With no word, I decided to write a sceptical tweet about it, because in my experience, sceptical tweets sometimes get answers.
Several minutes later I got an email from someone at the Edmund Hillary Foundation, asking if I’d like to attend. I wrote back clarifying that I didn’t particularly want to attend, but did have some questions for whoever was in charge of booking.
Yoseph Ayele, co-founder and CEO of Edmund Hillary Fellowship, then wrote: “New Frontiers brings diverse and often divergent conversations that are happening around the world, with the goal of tackling pressing and highly interconnected challenges of our time, including the enormous climate crisis, rising inequality, global health, mass displacement, positive and negative effects of technology, and more.
“We’re providing a platform for these ideas to come together to share and collaborate on outcomes and solutions.”
The speaker selection for New Frontiers got me thinking about the other selection the Hillary Edmund Fellowship makes: of their fellows, one of whom, we now know, is Ferriss himself.
“Fellows are accepted into the programme through a competitive application process, with international Fellows receiving exclusive access to New Zealand’s new Global Impact Visa (GIVs).”
So the same organisation picking speakers like astrology fan Kenny Ausubel was also involved in selecting those who will then have access to apply for a special visa into New Zealand.
And while Immigration New Zealand is ultimately responsible for issuing these visas, they can only be issued to people who are picked as Edmund Hillary Fellows.
Ayele made it clear to The Spinoff that “the Edmund Hillary Fellows are selected with different criteria” to those selected to speak at New Frontiers.
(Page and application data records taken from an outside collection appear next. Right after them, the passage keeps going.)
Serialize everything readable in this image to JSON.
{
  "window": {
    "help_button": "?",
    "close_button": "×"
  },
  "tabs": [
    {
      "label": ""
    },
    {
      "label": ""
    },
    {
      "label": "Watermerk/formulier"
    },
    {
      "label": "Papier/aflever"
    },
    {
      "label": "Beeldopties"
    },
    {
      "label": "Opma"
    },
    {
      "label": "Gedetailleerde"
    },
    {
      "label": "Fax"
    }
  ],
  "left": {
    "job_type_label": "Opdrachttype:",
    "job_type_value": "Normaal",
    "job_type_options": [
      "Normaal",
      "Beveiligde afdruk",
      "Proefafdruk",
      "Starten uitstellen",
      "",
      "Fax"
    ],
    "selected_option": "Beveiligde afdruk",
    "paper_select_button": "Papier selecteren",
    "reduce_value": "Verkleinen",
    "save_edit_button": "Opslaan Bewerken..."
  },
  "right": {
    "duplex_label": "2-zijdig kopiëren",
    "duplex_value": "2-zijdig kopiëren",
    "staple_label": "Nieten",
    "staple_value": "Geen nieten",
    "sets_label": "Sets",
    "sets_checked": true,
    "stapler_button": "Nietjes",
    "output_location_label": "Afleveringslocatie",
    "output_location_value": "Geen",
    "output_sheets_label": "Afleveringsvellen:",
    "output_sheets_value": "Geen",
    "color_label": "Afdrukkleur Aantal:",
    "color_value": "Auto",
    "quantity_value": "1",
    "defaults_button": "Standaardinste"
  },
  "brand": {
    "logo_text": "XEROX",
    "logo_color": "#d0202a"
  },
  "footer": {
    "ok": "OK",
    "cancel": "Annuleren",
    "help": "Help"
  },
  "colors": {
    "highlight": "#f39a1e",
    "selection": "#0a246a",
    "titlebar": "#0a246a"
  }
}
I’d like to think those criteria strike out “bogus cancer therapy apologists” and “astrology enthusiasts”.
A line from The 4-Hour Workweek, the 2007 hit book of new fellow Tim Ferriss, comes to mind: “Expert status can be created in less than four weeks if you understand basic credibility indicators.”
We can only hope it requires a bit more than that to successfully apply for an Edmund Hillary Fellowship, a global impact visa, or a speaking spot at next year’s New Frontiers conference.
Additional reporting by Alice Neville